Weather you suffer from sciatica, sacroiliac impingement, or general lower back pain, excessive external rotation of the hip joint is often the major cause. Many people walk with their feet turned out often resulting in this very painful condition. By training the inner thigh muscles of the adductor brevis, longus, and magnus, as well as the hamstring, this group of internal hip rotators will eliminate that chronic pain in the butt.
Shoulder pain often originates from an acute injury or fall. However, often times the pain we feel is a result of our sleeping habits or poor posture. The muscles of the posterior shoulder girdle are responsible for a strong stable position of the shoulder. The Mid-fiber traps, rhomboids, infraspinatus, and teres minor muscles have the important job of pulling our shoulders back and down, allowing for proper blood flow and nerve conduction through the shoulder and arm. By training the external shoulder rotators and scapulae protractors, you can rid yourself of the pain of bursitis, impingement syndrome and rotator cuff damage.

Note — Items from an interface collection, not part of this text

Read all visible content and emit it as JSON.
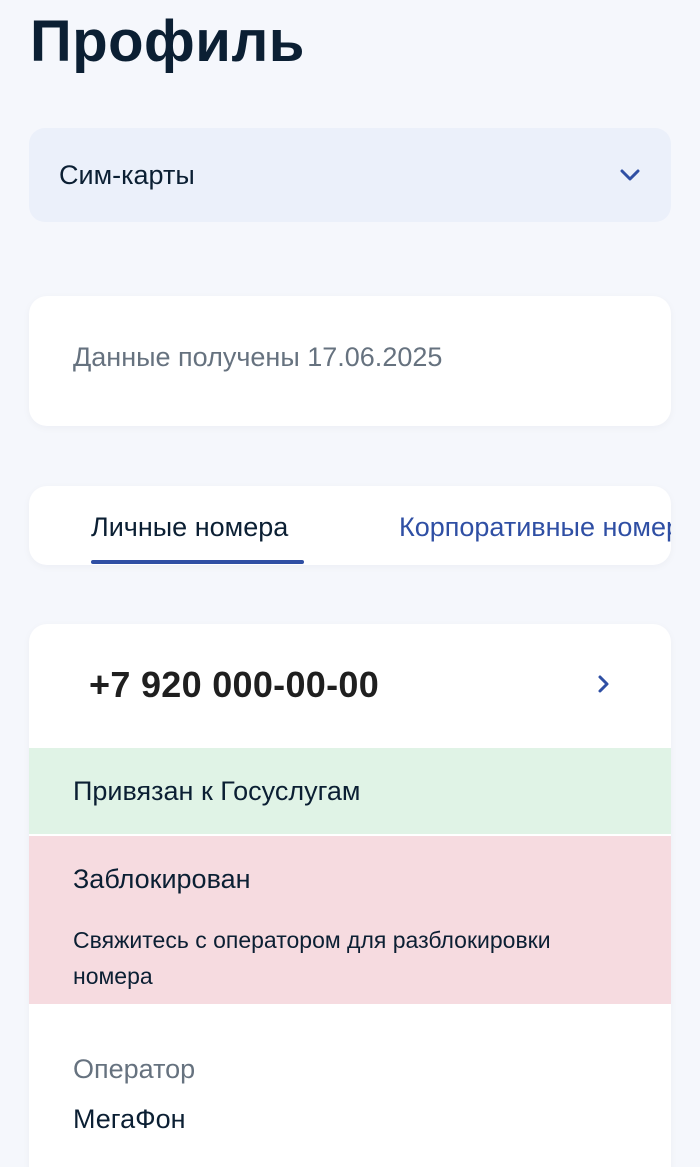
{
  "page": {
    "title": "Профиль"
  },
  "dropdown": {
    "label": "Сим-карты",
    "icon": "chevron-down-icon"
  },
  "info": {
    "text": "Данные получены 17.06.2025"
  },
  "tabs": [
    {
      "label": "Личные номера",
      "active": true
    },
    {
      "label": "Корпоративные номера",
      "active": false
    }
  ],
  "number": {
    "phone": "+7 920 000-00-00",
    "icon": "chevron-right-icon",
    "linked_status": "Привязан к Госуслугам",
    "blocked_title": "Заблокирован",
    "blocked_description": "Свяжитесь с оператором для разблокировки номера",
    "operator_label": "Оператор",
    "operator_value": "МегаФон"
  },
  "colors": {
    "accent": "#2f4fa4",
    "linked_bg": "#e0f3e6",
    "blocked_bg": "#f6dbe0",
    "page_bg": "#f5f7fc",
    "dropdown_bg": "#ebf0fa"
  }
}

Because of weak shoulder girdle muscles, the upper trap and levator scapulae muscles of the neck often become chronically contracted. Because these muscles insert into a band of connective tissue that surrounds the head, tension in those muscles can often lead to chronic headaches and migraines, not to mention major pain in the neck.
4. Hip flexors
Many people spend their days sitting in a chair behind a desk. This seated position leads to a tightening of the rectus femoris and iliopsoas hip flexor muscles. Once standing, this position often produces an anterior pelvic tilt causing pressure and pain in both the lower back and neck.
Many people spend their days working on the feet. As the day wears on and the posture begins to fade, the head begins to sag forward, causing the shoulders to slouch and the pelvis to tip to a posterior position. The hamstring muscles of the back of the leg tighten and reinforce this caveman posture. Although this is the opposite position for the pelvis, the resulting pressure elicits pain in both the lower back and neck just the same.
Forward bend and unilateral hamstring stretch
Zen Strech Moving Meditation: www.zenstretch.ca
|Tue 30||Marilyn’s Big Little Experts!|
|Wed 31||The latest fitness trends|
|SEE THE FULL SCHEDULE|